In Jacksonville for the ACCCG this past December, I thought the BC Band was better than the VT Band, although much smaller. I'll actually get to see 2 games in Boston this year (Clemson and Notre Dame) and you can bet I'll be there early. When the band breaks into "Sweep Down the Field for Boston" I really get excited, and it always makes me feel proud of my school and the fact that I am a BC Football fan.

Let's all try it - it really should be part of the experience and gameday culture. Lingering at the tailgate for an extra beer or cocktail is highly over-rated. I thank Doug Flutie for curing me of that.

This way, when the cheerleaders lead the team onto the field, you are ready as a fan to give your enthusiastic welcome and support.

ajr said...

Big Jack -

For a good portion of the BC tailgaters, the issue of getting into the game late can often be viewed from a financial perspective - the stragglers are trying to get the most bang out of their tailgate buck. BC's limiting tailgating policies, and more so the increasing on-campus parking pass prices, create a reverse incentive in this way.

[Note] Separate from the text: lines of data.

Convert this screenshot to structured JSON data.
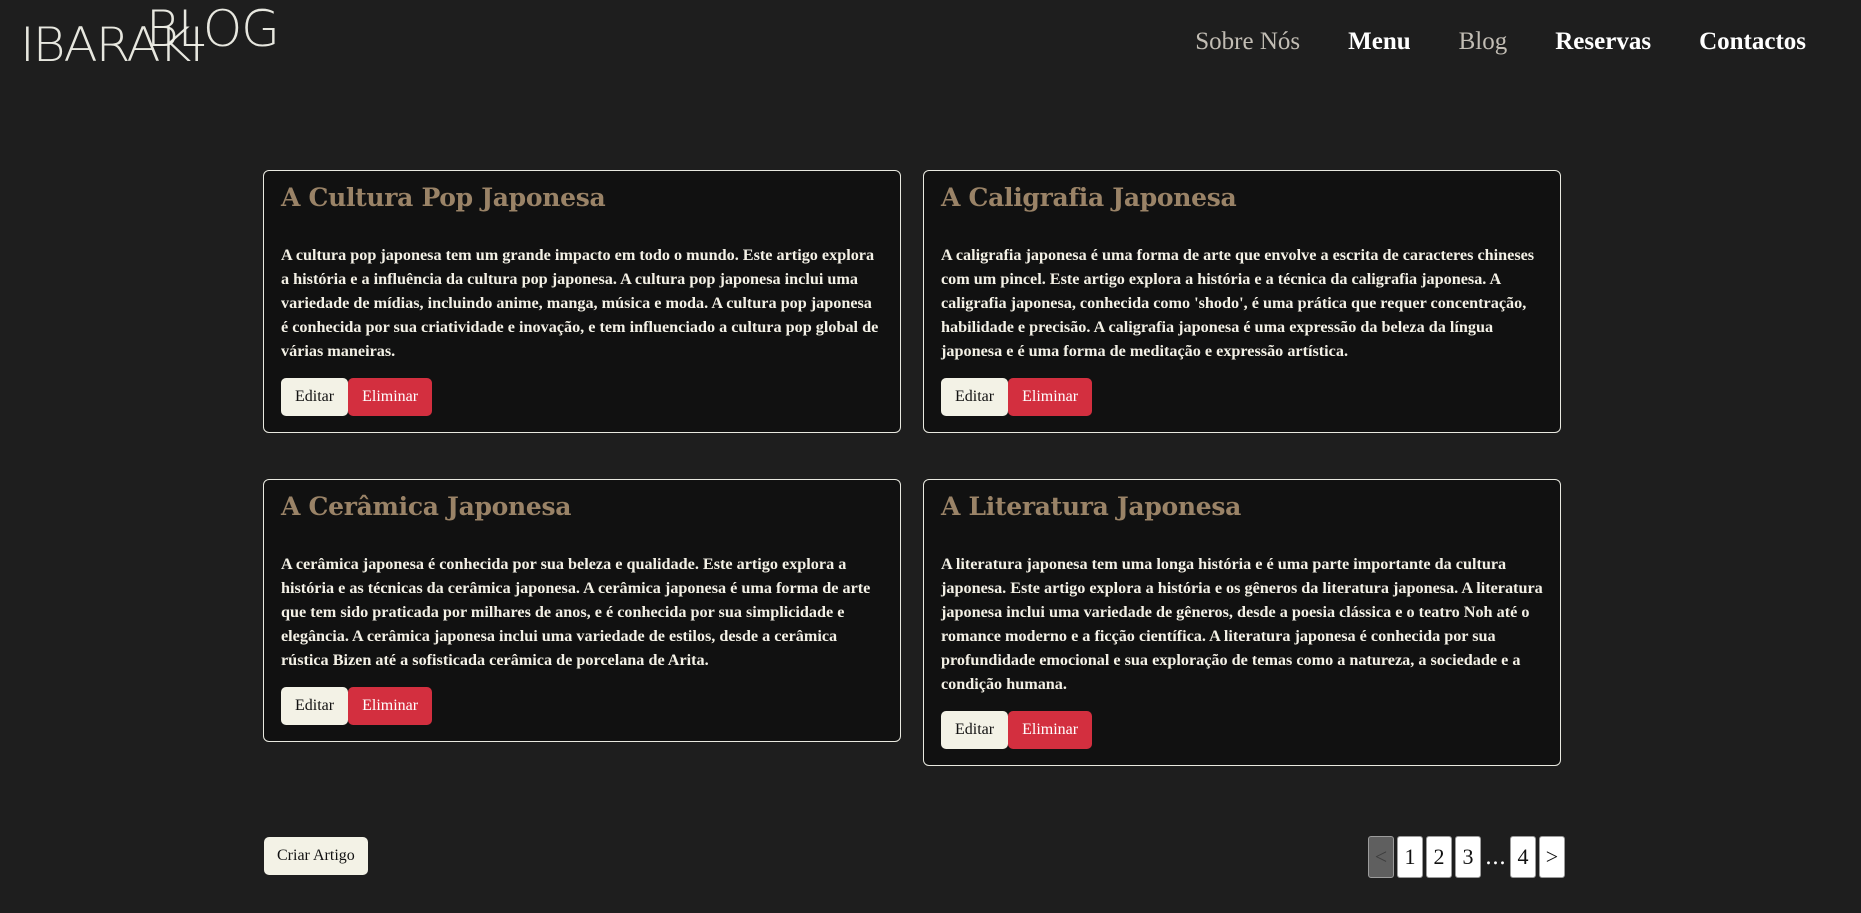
{
  "brand": {
    "logo_main": "IBARAKI",
    "logo_overlay": "BLOG"
  },
  "nav": {
    "items": [
      {
        "label": "Sobre Nós"
      },
      {
        "label": "Menu"
      },
      {
        "label": "Blog"
      },
      {
        "label": "Reservas"
      },
      {
        "label": "Contactos"
      }
    ]
  },
  "articles": [
    {
      "title": "A Cultura Pop Japonesa",
      "text": "A cultura pop japonesa tem um grande impacto em todo o mundo. Este artigo explora a história e a influência da cultura pop japonesa. A cultura pop japonesa inclui uma variedade de mídias, incluindo anime, manga, música e moda. A cultura pop japonesa é conhecida por sua criatividade e inovação, e tem influenciado a cultura pop global de várias maneiras.",
      "edit_label": "Editar",
      "delete_label": "Eliminar"
    },
    {
      "title": "A Caligrafia Japonesa",
      "text": "A caligrafia japonesa é uma forma de arte que envolve a escrita de caracteres chineses com um pincel. Este artigo explora a história e a técnica da caligrafia japonesa. A caligrafia japonesa, conhecida como 'shodo', é uma prática que requer concentração, habilidade e precisão. A caligrafia japonesa é uma expressão da beleza da língua japonesa e é uma forma de meditação e expressão artística.",
      "edit_label": "Editar",
      "delete_label": "Eliminar"
    },
    {
      "title": "A Cerâmica Japonesa",
      "text": "A cerâmica japonesa é conhecida por sua beleza e qualidade. Este artigo explora a história e as técnicas da cerâmica japonesa. A cerâmica japonesa é uma forma de arte que tem sido praticada por milhares de anos, e é conhecida por sua simplicidade e elegância. A cerâmica japonesa inclui uma variedade de estilos, desde a cerâmica rústica Bizen até a sofisticada cerâmica de porcelana de Arita.",
      "edit_label": "Editar",
      "delete_label": "Eliminar"
    },
    {
      "title": "A Literatura Japonesa",
      "text": "A literatura japonesa tem uma longa história e é uma parte importante da cultura japonesa. Este artigo explora a história e os gêneros da literatura japonesa. A literatura japonesa inclui uma variedade de gêneros, desde a poesia clássica e o teatro Noh até o romance moderno e a ficção científica. A literatura japonesa é conhecida por sua profundidade emocional e sua exploração de temas como a natureza, a sociedade e a condição humana.",
      "edit_label": "Editar",
      "delete_label": "Eliminar"
    }
  ],
  "footer": {
    "create_label": "Criar Artigo",
    "pagination": {
      "prev": "<",
      "pages": [
        "1",
        "2",
        "3"
      ],
      "ellipsis": "...",
      "last": "4",
      "next": ">"
    }
  },
  "colors": {
    "background": "#1e1e1e",
    "card": "#111111",
    "title": "#9a8367",
    "delete": "#d32f3f",
    "light_button": "#f3f2e6"
  }
}
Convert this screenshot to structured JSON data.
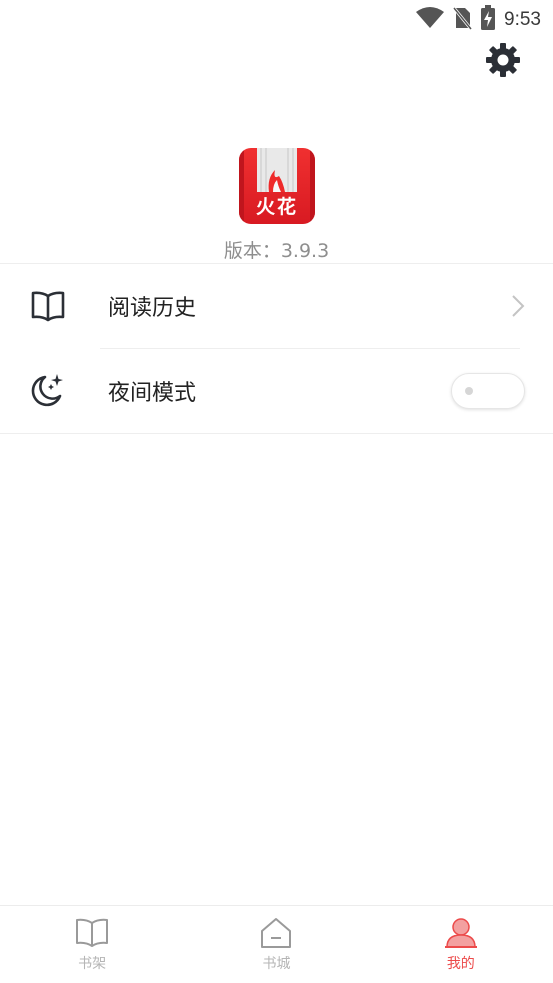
{
  "status_bar": {
    "time": "9:53",
    "icons": [
      "wifi-icon",
      "no-sim-icon",
      "battery-charging-icon"
    ]
  },
  "header": {
    "settings_icon": "gear-icon"
  },
  "app": {
    "logo_text": "火花",
    "version_label": "版本：3.9.3"
  },
  "menu": {
    "reading_history": {
      "label": "阅读历史",
      "icon": "book-open-icon"
    },
    "night_mode": {
      "label": "夜间模式",
      "icon": "moon-stars-icon",
      "enabled": false
    }
  },
  "bottom_nav": {
    "items": [
      {
        "label": "书架",
        "icon": "bookshelf-icon",
        "active": false
      },
      {
        "label": "书城",
        "icon": "home-icon",
        "active": false
      },
      {
        "label": "我的",
        "icon": "user-icon",
        "active": true
      }
    ]
  },
  "colors": {
    "accent": "#ec4a4a",
    "inactive": "#b5b5b5",
    "icon_dark": "#2b2f36",
    "logo_red": "#e8242b"
  }
}
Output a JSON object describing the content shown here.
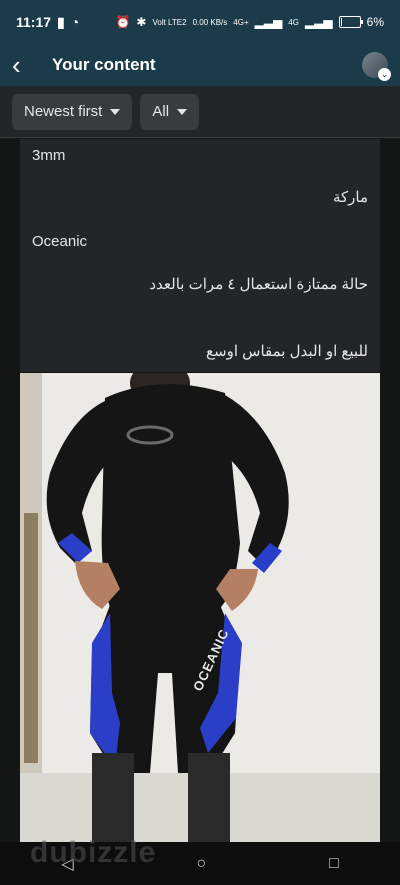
{
  "status": {
    "time": "11:17",
    "network": "Volt LTE2",
    "speed": "0.00 KB/s",
    "net1": "4G+",
    "net2": "4G",
    "battery": "6%",
    "battery_level": 0.06
  },
  "header": {
    "title": "Your content"
  },
  "filters": {
    "sort_label": "Newest first",
    "type_label": "All"
  },
  "post": {
    "lines": [
      "3mm",
      "ماركة",
      "Oceanic",
      "حالة ممتازة استعمال ٤ مرات بالعدد",
      "للبيع او البدل بمقاس اوسع"
    ]
  },
  "photo": {
    "suit_brand_text": "OCEANIC",
    "watermark": "dubizzle"
  },
  "colors": {
    "header_bg": "#1b3a4a",
    "page_bg": "#18191a",
    "chip_bg": "#3a3b3c",
    "suit_black": "#141414",
    "suit_blue": "#2b3ec8"
  },
  "icons": {
    "back": "arrow-left-icon",
    "nav": [
      "back-triangle-icon",
      "home-circle-icon",
      "recents-square-icon"
    ]
  }
}
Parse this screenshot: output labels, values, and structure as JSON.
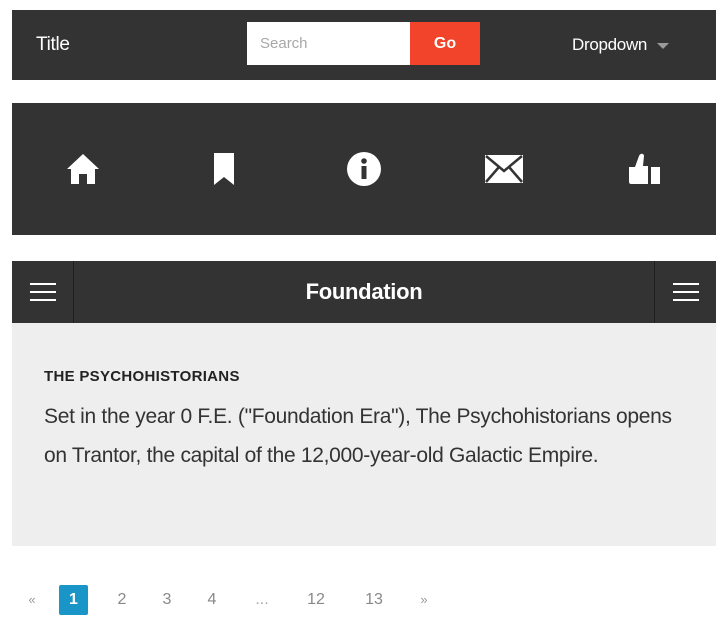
{
  "header": {
    "title": "Title",
    "search_placeholder": "Search",
    "go_label": "Go",
    "dropdown_label": "Dropdown"
  },
  "icon_bar": {
    "icons": [
      "home-icon",
      "bookmark-icon",
      "info-icon",
      "envelope-icon",
      "thumbs-up-icon"
    ]
  },
  "panel": {
    "title": "Foundation",
    "chapter_title": "THE PSYCHOHISTORIANS",
    "description": "Set in the year 0 F.E. (\"Foundation Era\"), The Psychohistorians opens on Trantor, the capital of the 12,000-year-old Galactic Empire."
  },
  "pagination": {
    "prev": "«",
    "pages": [
      "1",
      "2",
      "3",
      "4",
      "...",
      "12",
      "13"
    ],
    "next": "»",
    "current": "1"
  },
  "colors": {
    "bar_background": "#333333",
    "go_button": "#f1442a",
    "panel_body": "#eeeeee",
    "active_page": "#1a95c8"
  }
}
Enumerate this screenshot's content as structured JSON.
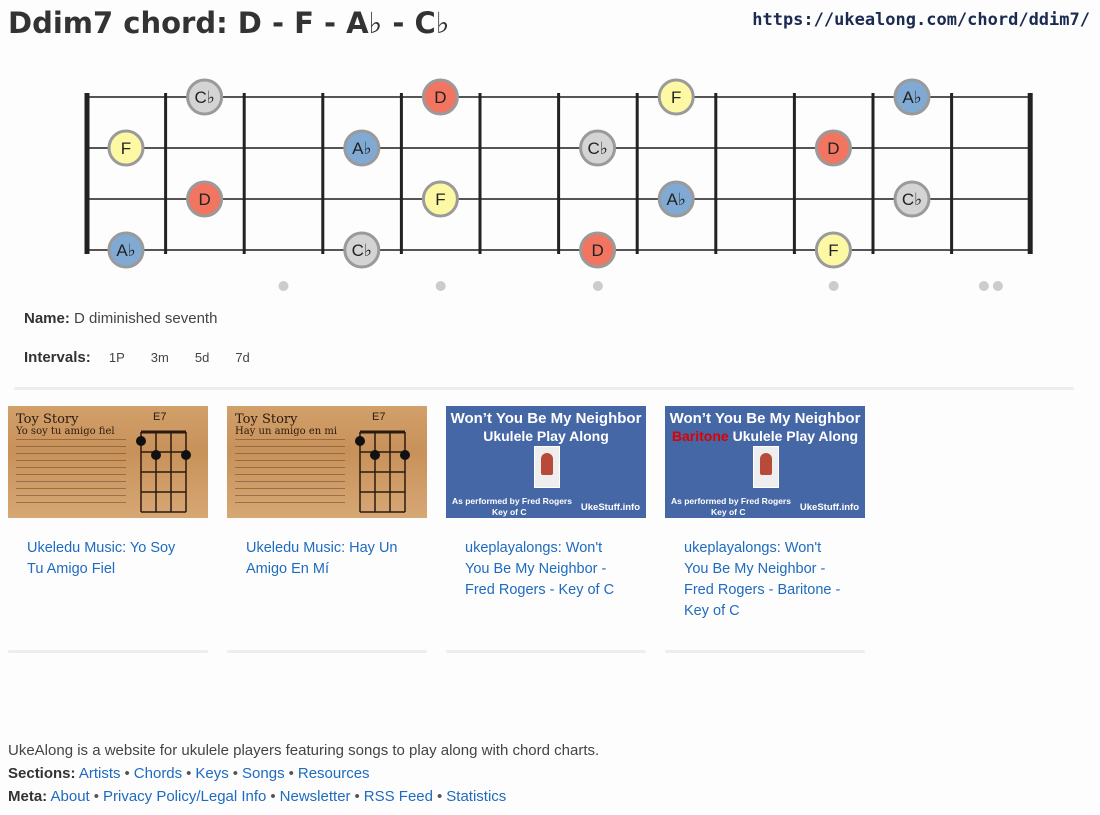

For those who do shell out the thousands of dollars necessary to park and tailgate on campus, it's usually not worth it to simply park and head into the game. That's why a good majority of the cars that do park on campus on game day also enjoy the privilege of putting on a tailgate for family and friends. Tailgating is a part of the gameday experience. Old classmates and friends use it as an opportunity to reunite and catch up while getting geared up for the game together. Unfortunately, when that time is both expensive and limited to only a couple of hours, there simply isn't enough time to cram it all in - a couple of hours flies by in such thing you know there's a state trooper on a motorcycle yelling at you to get into the game and you've missed the band, cheerleaders, etc.

Eagle in Brighton said...

Great point ajr: an overhaul of tailgating policies (ie: longer hours, more affordability/availability) would address many of these issues in the long term.

ajr said...

eagle in brighton -

I agree, but the chances that the tailgating pricing and hours are overhauled is slim-to-none, I think. As we are all too well aware, these issues face pressure from two of the larger influences on BC sports: the cost of putting on a good game day show/staying competitive in the ACC and the increasingly loud voice of BC's Chestnut Hill and Brighton neighbors. In the short term, I guess tailgaters will have to learn to talk and drink faster so as to get in to the game on time. Such is life.

eaglephile said...

I understand that tailgating is a social event. However, it is an event that revolves around the football game, not the other way around.

AJR, I would love to be able to tailgate 5 hours before the game, but the fact that we can't doesn't mean that we can't get into the stadium on time to watch our Eagles. That's what football is all about: Football. Socializing and drinking is nice, but it shouldn't trump the main event.

ajr said...

Paul - I don't disagree with you. Afterall, no one would be there, tailgating or not, if not for the game and to support the Eagles as they put forth their best efforts on the feild. My comments were not meant to defend drinking over full hearted support for our Eagles. I simply wanted to help clarify other commentors' difficulty in understanding why some people are late to the game. I wanted to point out that for those who might miss the start of the game, in most cases, though certainly not all, it is not due to a lack of committment to being a good Eagles fan. Instead, it results from trying to cram the social aspects of the game day experience into a very small and expensive window of time. I don't think the parking pass holders and their tailgating guests should be judged as poor fans because of it. Granted, empty seats never look good, on TV or otherwise, but the reality is the current parking pricing and tailgating policies creates this issues for some.